Do you know the Gulf of Mexico? Do you really know the wildlife that lives in its waters or how we use its resources—for better or worse—to support our economy?
I thought I had a grasp on this before beginning a multi-year project that mapped important things in the Gulf. Now that the project is finished, I know there’s even more to see than I knew about! Ocean Conservancy’s new tool, “The Gulf of Mexico Ecosystem: A Coastal and Marine Atlas,” can help you get a better view of the Gulf too.
The Gulf is a complex ecosystem full of an amazing diversity of wildlife and an abundance of resources. We need to know what lives in it and where it can all be found so we can protect, conserve and restore this beautiful natural treasure.
The atlas is a unique collection of 54 maps and related descriptions that illustrate and describe where you will find many invertebrates, fish, birds and marine mammals in the Gulf. Among many other species, you can learn more about sperm whales, whale sharks, blue crabs (see map above) and black skimmers.
You can look at the physical characteristics, habitats and environmental stressors in the Gulf. Sea surface currents, bottom sediments, hurricane track density and all of the known locations of coral are shown in the atlas.
You will also be able to see how people use the Gulf for recreational fishing, shrimp trawling and major oil and gas development. The areas set aside for coastal and marine protection have been included as well. Continue reading »
As most ocean lovers know, June 1 marks the official start of hurricane season. With torrential rains, storm surges and substantial winds, hurricanes can cause catastrophic damage to coastlines and several hundred miles inland, but you can increase your chances of safety by being prepared.
The Atlantic hurricane season runs from June 1 through November 30. The ingredients for a hurricane include a pre-existing weather disturbance, warm tropical oceans, moisture and relatively light winds. If the right conditions persist long enough, they can combine to produce the violent winds, incredible waves, torrential rains and floods we associate with hurricanes.
This is a guest blog post from Jennifer McCann, Director of U.S. Coastal Programs at the University of Rhode Island (URI) Coastal Resources Center and Director of Extension Programs for Rhode Island Sea Grant.
In Rhode Island and beyond, coastal communities are working on plans to manage the ocean’s resources in ways that generate new industries, support job creation, and provide food and services to an ever-increasing population.
This film is the first in a series that explores this effort with ocean practitioners from around the world and provides an overview of economic issues related to ocean planning. Over the coming weeks, I’ll share the remaining three films in the series, which focus on offshore renewable energy, fisheries and the environment.

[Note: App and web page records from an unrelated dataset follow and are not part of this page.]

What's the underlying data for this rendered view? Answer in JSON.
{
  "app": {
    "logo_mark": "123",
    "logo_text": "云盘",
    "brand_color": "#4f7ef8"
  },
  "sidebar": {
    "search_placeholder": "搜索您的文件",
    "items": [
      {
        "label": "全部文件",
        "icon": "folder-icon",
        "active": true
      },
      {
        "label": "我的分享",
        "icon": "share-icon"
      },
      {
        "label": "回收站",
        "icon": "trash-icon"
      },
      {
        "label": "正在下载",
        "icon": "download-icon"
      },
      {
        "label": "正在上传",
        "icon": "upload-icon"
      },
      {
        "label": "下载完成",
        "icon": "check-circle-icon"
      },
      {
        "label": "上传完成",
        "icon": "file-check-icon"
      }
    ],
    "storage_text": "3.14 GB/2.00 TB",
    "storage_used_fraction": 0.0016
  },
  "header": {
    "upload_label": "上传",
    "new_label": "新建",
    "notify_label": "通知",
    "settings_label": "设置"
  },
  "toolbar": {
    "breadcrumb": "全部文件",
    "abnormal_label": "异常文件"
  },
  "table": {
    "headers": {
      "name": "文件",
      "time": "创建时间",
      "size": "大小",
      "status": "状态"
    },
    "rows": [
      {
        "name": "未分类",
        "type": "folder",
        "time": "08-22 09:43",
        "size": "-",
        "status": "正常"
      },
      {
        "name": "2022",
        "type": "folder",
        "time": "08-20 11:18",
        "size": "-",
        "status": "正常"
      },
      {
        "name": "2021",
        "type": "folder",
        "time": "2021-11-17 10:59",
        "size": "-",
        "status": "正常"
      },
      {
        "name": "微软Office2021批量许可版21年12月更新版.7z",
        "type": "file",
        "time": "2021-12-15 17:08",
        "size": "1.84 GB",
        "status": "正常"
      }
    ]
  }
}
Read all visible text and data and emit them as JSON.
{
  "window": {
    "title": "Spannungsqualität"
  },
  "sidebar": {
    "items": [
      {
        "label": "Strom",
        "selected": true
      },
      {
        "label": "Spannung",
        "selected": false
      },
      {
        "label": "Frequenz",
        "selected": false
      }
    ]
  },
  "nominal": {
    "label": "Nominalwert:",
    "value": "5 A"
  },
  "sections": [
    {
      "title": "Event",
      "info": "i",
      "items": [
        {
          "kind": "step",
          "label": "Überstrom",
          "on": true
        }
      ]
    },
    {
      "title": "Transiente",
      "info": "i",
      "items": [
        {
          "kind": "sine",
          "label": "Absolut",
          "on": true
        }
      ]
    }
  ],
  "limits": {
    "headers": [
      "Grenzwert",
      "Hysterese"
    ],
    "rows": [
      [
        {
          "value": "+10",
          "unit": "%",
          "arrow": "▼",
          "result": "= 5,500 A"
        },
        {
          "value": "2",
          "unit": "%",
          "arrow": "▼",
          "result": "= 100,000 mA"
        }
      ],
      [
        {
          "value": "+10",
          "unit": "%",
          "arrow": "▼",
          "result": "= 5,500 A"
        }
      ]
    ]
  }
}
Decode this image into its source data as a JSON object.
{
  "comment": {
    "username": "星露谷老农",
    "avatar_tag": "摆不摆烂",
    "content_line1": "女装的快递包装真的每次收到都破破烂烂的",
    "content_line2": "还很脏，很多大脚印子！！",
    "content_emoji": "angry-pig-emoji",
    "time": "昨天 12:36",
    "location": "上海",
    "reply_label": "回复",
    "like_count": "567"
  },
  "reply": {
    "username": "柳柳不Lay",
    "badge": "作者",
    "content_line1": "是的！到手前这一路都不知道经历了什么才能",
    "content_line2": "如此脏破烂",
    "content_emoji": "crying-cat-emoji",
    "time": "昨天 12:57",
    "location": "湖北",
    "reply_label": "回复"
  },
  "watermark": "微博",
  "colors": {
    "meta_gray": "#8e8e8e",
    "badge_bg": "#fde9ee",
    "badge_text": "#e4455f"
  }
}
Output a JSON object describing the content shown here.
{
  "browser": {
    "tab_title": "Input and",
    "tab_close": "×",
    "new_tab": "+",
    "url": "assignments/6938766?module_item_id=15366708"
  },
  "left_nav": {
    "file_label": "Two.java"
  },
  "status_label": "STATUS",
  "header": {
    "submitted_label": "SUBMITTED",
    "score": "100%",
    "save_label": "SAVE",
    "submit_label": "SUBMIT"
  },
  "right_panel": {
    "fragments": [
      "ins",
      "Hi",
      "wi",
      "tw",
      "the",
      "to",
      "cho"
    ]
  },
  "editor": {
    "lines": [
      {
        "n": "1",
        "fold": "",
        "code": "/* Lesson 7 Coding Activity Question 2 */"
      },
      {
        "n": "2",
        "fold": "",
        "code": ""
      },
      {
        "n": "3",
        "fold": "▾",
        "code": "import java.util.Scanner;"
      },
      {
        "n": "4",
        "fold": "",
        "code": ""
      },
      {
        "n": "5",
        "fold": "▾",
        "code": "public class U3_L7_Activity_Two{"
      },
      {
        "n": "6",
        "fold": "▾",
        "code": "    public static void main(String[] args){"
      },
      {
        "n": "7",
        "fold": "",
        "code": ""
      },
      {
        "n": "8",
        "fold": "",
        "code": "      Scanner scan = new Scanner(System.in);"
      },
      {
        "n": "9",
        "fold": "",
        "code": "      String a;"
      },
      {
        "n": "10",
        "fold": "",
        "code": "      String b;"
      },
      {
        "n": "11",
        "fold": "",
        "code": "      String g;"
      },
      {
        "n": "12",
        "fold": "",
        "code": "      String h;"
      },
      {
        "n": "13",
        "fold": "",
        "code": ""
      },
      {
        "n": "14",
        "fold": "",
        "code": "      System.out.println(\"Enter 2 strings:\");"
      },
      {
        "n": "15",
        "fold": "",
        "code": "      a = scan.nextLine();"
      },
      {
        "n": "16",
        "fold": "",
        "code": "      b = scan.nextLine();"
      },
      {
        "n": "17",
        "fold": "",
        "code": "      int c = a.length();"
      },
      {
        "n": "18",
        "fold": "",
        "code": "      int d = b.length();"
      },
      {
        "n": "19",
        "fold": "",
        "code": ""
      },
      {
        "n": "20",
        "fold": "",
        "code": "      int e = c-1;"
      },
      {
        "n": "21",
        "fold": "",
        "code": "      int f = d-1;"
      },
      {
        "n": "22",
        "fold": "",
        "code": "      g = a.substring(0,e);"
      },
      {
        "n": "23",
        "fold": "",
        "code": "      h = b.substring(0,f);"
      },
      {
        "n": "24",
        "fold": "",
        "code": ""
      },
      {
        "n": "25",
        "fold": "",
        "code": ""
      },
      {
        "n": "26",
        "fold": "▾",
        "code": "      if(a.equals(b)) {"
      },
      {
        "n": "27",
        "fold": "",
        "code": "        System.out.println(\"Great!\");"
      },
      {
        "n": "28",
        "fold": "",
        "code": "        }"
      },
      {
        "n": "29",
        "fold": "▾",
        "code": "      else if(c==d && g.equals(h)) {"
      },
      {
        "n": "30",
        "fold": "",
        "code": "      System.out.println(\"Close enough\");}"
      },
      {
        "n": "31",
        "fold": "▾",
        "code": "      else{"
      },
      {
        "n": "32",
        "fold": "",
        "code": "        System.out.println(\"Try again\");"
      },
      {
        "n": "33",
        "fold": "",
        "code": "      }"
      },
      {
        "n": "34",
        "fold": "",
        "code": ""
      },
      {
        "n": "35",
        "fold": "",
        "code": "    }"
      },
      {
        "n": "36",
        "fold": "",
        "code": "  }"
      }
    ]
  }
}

Sea Tow vessels in Coastal New Jersey (left) and expeditionary cruise ships in Antarctica (right) provide insights where survey data or official charts do not exist.
This is a guest post from Paul Cooper, Vice President of CARIS USA and John Hersey, ARGUS Project Manager for SURVICE Engineering:
How is one sailboat captain helping improve maritime safety for all cargo ships and commercial fishermen?
By providing data to develop more detailed up-to-date, even up-to-the-minute, nautical charts.
As our demands for the use of the ocean increase, including for marine transportation, you might be surprised to learn that the most basic information for any mariner — bathymetry (or information about water depth and the sea floor) — is incomplete and outdated in many areas.
If a large metal object fell from a truck onto a road, we would notice it immediately. Yet if this occurred in a waterway, it might not be apparent until the object was struck by a ship, as happened in 2004 when a submerged anchor, not indicated on any charts, punctured the hull of the tanker Athos I and caused an oil spill in the Delaware River.